Competitive. Aggressive. Tenacious. These are all words commonly associated with invasive species. In today’s article however, I am going to speak about opportunity.


An exciting new pilot project entitled Garden Artisans: Fresh food in the kitchen for children and youth began on Monday, July 17 at Shatford Centre involving vegetable growing and cooking with young people and elders.

As the floodwaters around the Okanagan are finally receding and the cool days of a long wet spring are seemingly behind us, it’s time to think about the next stage of the season.

To commemorate World Environment Day taking place today, Okanagan Similkameen Stewardship is proud to announce its first annual Wildlife Habitat Stewardship Awards. The wwards recognize landowners and volunteers who have made a significant contribution towards a collaborative stewardship pro…

The Okanagan Community Bat Program is seeking volunteers and bat colonies for the Annual Bat Count. This citizen-science initiative encourages residents to count bats at local roost sites. “Bat counts are a wonderful way for residents to get involved in collecting important scientific inform…

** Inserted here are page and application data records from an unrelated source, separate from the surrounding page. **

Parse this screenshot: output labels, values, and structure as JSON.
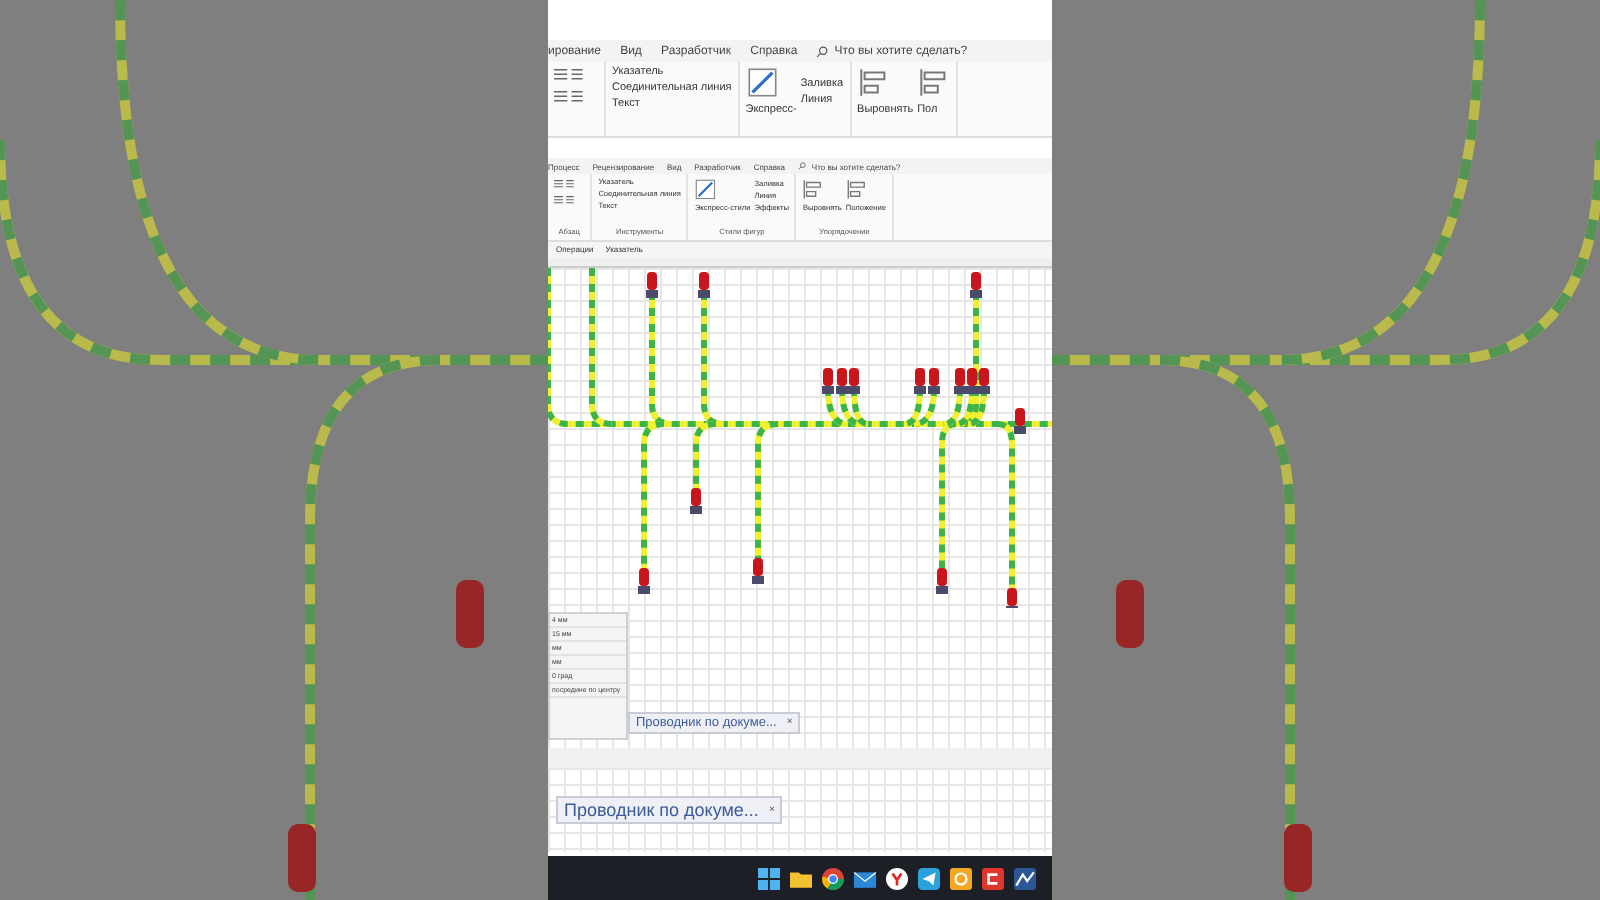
{
  "ribbon_top": {
    "tabs": [
      "ирование",
      "Вид",
      "Разработчик",
      "Справка"
    ],
    "search": "Что вы хотите сделать?",
    "tools": [
      "Указатель",
      "Соединительная линия",
      "Текст"
    ],
    "styles": "Экспресс-",
    "format": [
      "Заливка",
      "Линия"
    ],
    "arrange": [
      "Выровнять",
      "Пол"
    ]
  },
  "ribbon": {
    "tabs": [
      "Процесс",
      "Рецензирование",
      "Вид",
      "Разработчик",
      "Справка"
    ],
    "search": "Что вы хотите сделать?",
    "tools": [
      "Указатель",
      "Соединительная линия",
      "Текст"
    ],
    "styles": "Экспресс-стили",
    "format": [
      "Заливка",
      "Линия",
      "Эффекты"
    ],
    "arrange": [
      "Выровнять",
      "Положение"
    ],
    "groups": [
      "Абзац",
      "Инструменты",
      "Стили фигур",
      "Упорядочение"
    ]
  },
  "toolbar": [
    "Операции",
    "Указатель"
  ],
  "properties": [
    "4 мм",
    "15 мм",
    "мм",
    "мм",
    "0 град",
    "посредине по центру"
  ],
  "doc_tabs": [
    {
      "label": "Проводник по докуме...",
      "close": "×"
    },
    {
      "label": "Проводник по докуме...",
      "close": "×"
    }
  ]
}
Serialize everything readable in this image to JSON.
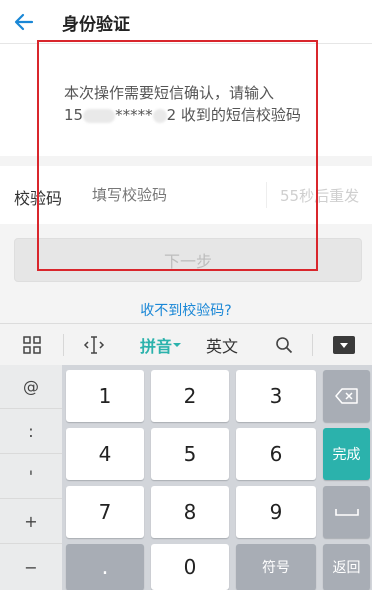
{
  "header": {
    "title": "身份验证",
    "back_icon": "back-arrow-icon",
    "accent": "#1a87d6"
  },
  "message": {
    "line1": "本次操作需要短信确认，请输入",
    "phone_prefix": "15",
    "phone_mask": "*****",
    "phone_suffix": "2 收到的短信校验码"
  },
  "code_field": {
    "label": "校验码",
    "placeholder": "填写校验码",
    "value": "",
    "resend": "55秒后重发"
  },
  "next_button": {
    "label": "下一步"
  },
  "no_code_link": "收不到校验码?",
  "keyboard_toolbar": {
    "grid_icon": "grid-icon",
    "cursor_icon": "cursor-icon",
    "pinyin": "拼音",
    "english": "英文",
    "search_icon": "search-icon",
    "hide_icon": "hide-keyboard-icon"
  },
  "keyboard": {
    "symbols": [
      "@",
      ":",
      "'",
      "+",
      "−"
    ],
    "digits": [
      "1",
      "2",
      "3",
      "4",
      "5",
      "6",
      "7",
      "8",
      "9",
      "0"
    ],
    "dot": ".",
    "symbols_key": "符号",
    "back_key": "返回",
    "done_key": "完成",
    "backspace_icon": "backspace-icon",
    "space_icon": "space-icon",
    "accent": "#2bb2ac"
  }
}
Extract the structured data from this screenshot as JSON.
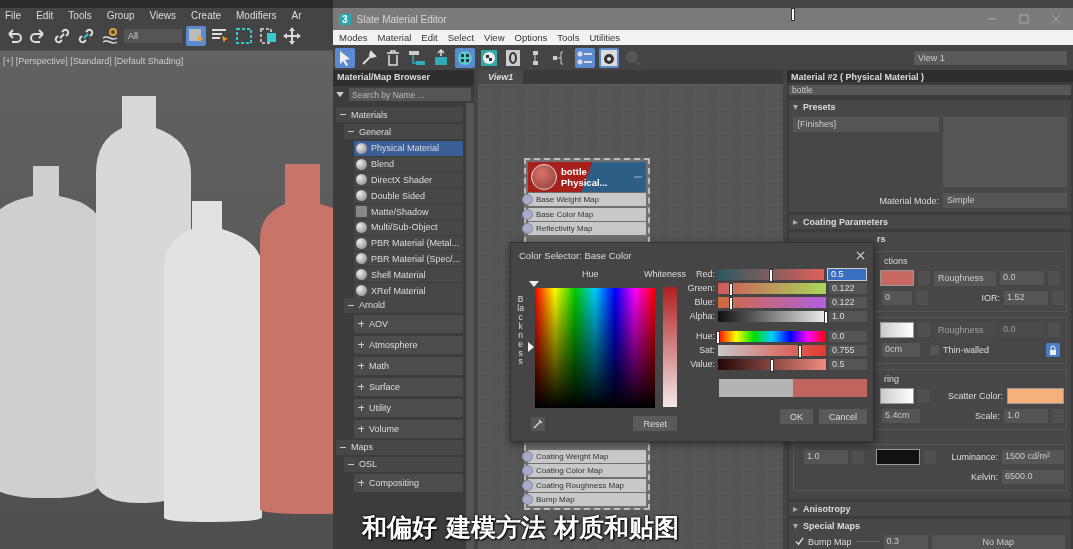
{
  "app_menu": [
    "File",
    "Edit",
    "Tools",
    "Group",
    "Views",
    "Create",
    "Modifiers",
    "Ar"
  ],
  "app_toolbar": {
    "selection_filter": "All"
  },
  "viewport": {
    "label": "[+] [Perspective] [Standard] [Default Shading]"
  },
  "slate": {
    "app_badge": "3",
    "title": "Slate Material Editor",
    "menu": [
      "Modes",
      "Material",
      "Edit",
      "Select",
      "View",
      "Options",
      "Tools",
      "Utilities"
    ],
    "view_dropdown": "View 1"
  },
  "browser": {
    "title": "Material/Map Browser",
    "search": {
      "placeholder": "Search by Name ..."
    },
    "tree": [
      {
        "label": "Materials",
        "expanded": true,
        "children": [
          {
            "label": "General",
            "expanded": true,
            "children": [
              {
                "label": "Physical Material",
                "kind": "material",
                "selected": true
              },
              {
                "label": "Blend",
                "kind": "material",
                "selected": false
              },
              {
                "label": "DirectX Shader",
                "kind": "material",
                "selected": false
              },
              {
                "label": "Double Sided",
                "kind": "material",
                "selected": false
              },
              {
                "label": "Matte/Shadow",
                "kind": "matte",
                "selected": false
              },
              {
                "label": "Multi/Sub-Object",
                "kind": "material",
                "selected": false
              },
              {
                "label": "PBR Material (Metal...",
                "kind": "material",
                "selected": false
              },
              {
                "label": "PBR Material (Spec/...",
                "kind": "material",
                "selected": false
              },
              {
                "label": "Shell Material",
                "kind": "material",
                "selected": false
              },
              {
                "label": "XRef Material",
                "kind": "material",
                "selected": false
              }
            ]
          },
          {
            "label": "Arnold",
            "expanded": true,
            "children": [
              {
                "label": "AOV",
                "kind": "category",
                "expanded": false
              },
              {
                "label": "Atmosphere",
                "kind": "category",
                "expanded": false
              },
              {
                "label": "Math",
                "kind": "category",
                "expanded": false
              },
              {
                "label": "Surface",
                "kind": "category",
                "expanded": false
              },
              {
                "label": "Utility",
                "kind": "category",
                "expanded": false
              },
              {
                "label": "Volume",
                "kind": "category",
                "expanded": false
              }
            ]
          }
        ]
      },
      {
        "label": "Maps",
        "expanded": true,
        "children": [
          {
            "label": "OSL",
            "expanded": true,
            "children": [
              {
                "label": "Compositing",
                "kind": "category",
                "expanded": false
              }
            ]
          }
        ]
      }
    ]
  },
  "view_tab": "View1",
  "node": {
    "title": "bottle",
    "subtitle": "Physical...",
    "slots_top": [
      "Base Weight Map",
      "Base Color Map",
      "Reflectivity Map"
    ],
    "slots_bottom": [
      "Coating Weight Map",
      "Coating Color Map",
      "Coating Roughness Map",
      "Bump Map"
    ]
  },
  "color_selector": {
    "title": "Color Selector: Base Color",
    "hue_label": "Hue",
    "whiteness_label": "Whiteness",
    "blackness_label": "Blackness",
    "channels": [
      {
        "label": "Red:",
        "kind": "red",
        "level": 0.5,
        "value": "0.5",
        "selected": true
      },
      {
        "label": "Green:",
        "kind": "green",
        "level": 0.122,
        "value": "0.122",
        "selected": false
      },
      {
        "label": "Blue:",
        "kind": "blue",
        "level": 0.122,
        "value": "0.122",
        "selected": false
      },
      {
        "label": "Alpha:",
        "kind": "alpha",
        "level": 1.0,
        "value": "1.0",
        "selected": false
      },
      {
        "label": "Hue:",
        "kind": "hue",
        "level": 0.0,
        "value": "0.0",
        "selected": false
      },
      {
        "label": "Sat:",
        "kind": "sat",
        "level": 0.755,
        "value": "0.755",
        "selected": false
      },
      {
        "label": "Value:",
        "kind": "value",
        "level": 0.5,
        "value": "0.5",
        "selected": false
      }
    ],
    "buttons": {
      "reset": "Reset",
      "ok": "OK",
      "cancel": "Cancel"
    }
  },
  "editor": {
    "title": "Material #2  ( Physical Material )",
    "name": "bottle",
    "presets": {
      "label": "Presets",
      "expanded": true,
      "dropdown": "{Finishes}",
      "mode_label": "Material Mode:",
      "mode": "Simple"
    },
    "coating": {
      "label": "Coating Parameters",
      "expanded": false
    },
    "basic": {
      "header_fragment": "rs",
      "group_fragment": "ctions",
      "roughness_mode": "Roughness",
      "roughness": "0.0",
      "ior_fragment": "0",
      "ior_label": "IOR:",
      "ior": "1.52"
    },
    "transparency": {
      "disabled": true,
      "roughness_mode": "Roughness",
      "roughness": "0.0",
      "depth_fragment": "0cm",
      "thin_walled": {
        "label": "Thin-walled",
        "checked": false
      }
    },
    "subsurface": {
      "group_fragment": "ring",
      "scatter_label": "Scatter Color:",
      "radius_fragment": "5.4cm",
      "scale_label": "Scale:",
      "scale": "1.0"
    },
    "emission": {
      "weight": "1.0",
      "luminance_label": "Luminance:",
      "luminance": "1500 cd/m²",
      "kelvin_label": "Kelvin:",
      "kelvin": "6500.0"
    },
    "anisotropy": {
      "label": "Anisotropy",
      "expanded": false
    },
    "special_maps": {
      "label": "Special Maps",
      "expanded": true,
      "bump": {
        "label": "Bump Map",
        "checked": true,
        "amount": "0.3",
        "map": "No Map"
      }
    }
  },
  "subtitle": "和偏好 建模方法 材质和贴图"
}
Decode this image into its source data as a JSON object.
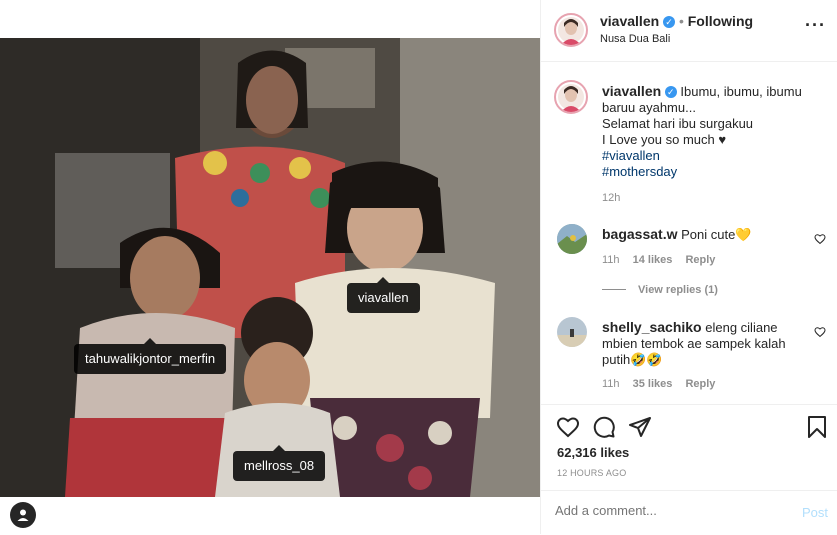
{
  "post": {
    "tags": [
      {
        "username": "viavallen"
      },
      {
        "username": "tahuwalikjontor_merfin"
      },
      {
        "username": "mellross_08"
      }
    ]
  },
  "header": {
    "username": "viavallen",
    "separator": "•",
    "follow_status": "Following",
    "location": "Nusa Dua Bali",
    "more_icon": "more-dots-icon"
  },
  "caption": {
    "username": "viavallen",
    "line1": "Ibumu, ibumu, ibumu",
    "line2": "baruu ayahmu...",
    "line3": "Selamat hari ibu surgakuu",
    "line4": "I Love you so much ♥",
    "hashtag1": "#viavallen",
    "hashtag2": "#mothersday",
    "time": "12h"
  },
  "comments": [
    {
      "username": "bagassat.w",
      "text": "Poni cute💛",
      "time": "11h",
      "likes": "14 likes",
      "reply": "Reply"
    },
    {
      "username": "shelly_sachiko",
      "text": "eleng ciliane mbien tembok ae sampek kalah putih🤣🤣",
      "time": "11h",
      "likes": "35 likes",
      "reply": "Reply"
    }
  ],
  "view_replies": "View replies (1)",
  "actions": {
    "likes_count": "62,316 likes",
    "posted": "12 HOURS AGO"
  },
  "add_comment": {
    "placeholder": "Add a comment...",
    "post_label": "Post"
  },
  "colors": {
    "verified": "#3897f0",
    "link": "#00376b",
    "post_disabled": "#b2dffc",
    "muted": "#8e8e8e"
  }
}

The Penticton and District Garden club is giving blooms – and residents – a chance to blossom. The Festival of Flowers, on Saturday, June 10 from 9:30 a.m. to 5 p.m., invites residents to enter their most bountiful blooms to be judged. There are cateogires for roses, border plants, flower ar…

Recently a landscape architect friend told me about a great gardening book entitled “Planting in the Post-Wild World” written by Thomas Rainer and Claudia West.

The Penticton and District Garden club is giving blooms – and residents – a chance to blossom. The Festival of Flowers, on Saturday, June 10 from 9:30 a.m. to 5:00 p.m., invites residents to enter their most bountiful blooms to be judged. There are cateogires for roses, border plants, flower…

When you work with invasive plants on a regular basis as I do, there is a fairly high expectation that your own property will be devoid of unwanted invaders.

BC Nature has announced the opening of a new public viewing facility (bird blind) at Vaseux Lake Wildlife Refuge. This three-storey, architect-designed structure, situated at the end of the trail and boardwalk leading from the parking lot, replaces one built in the 1990s.

The following is an excerpt from “Best Places to Bird in British Columbia” by Russell Cannings and Richard Cannings. Published by Greystone Books, April 2017. Condensed and reproduced with permission of the publisher.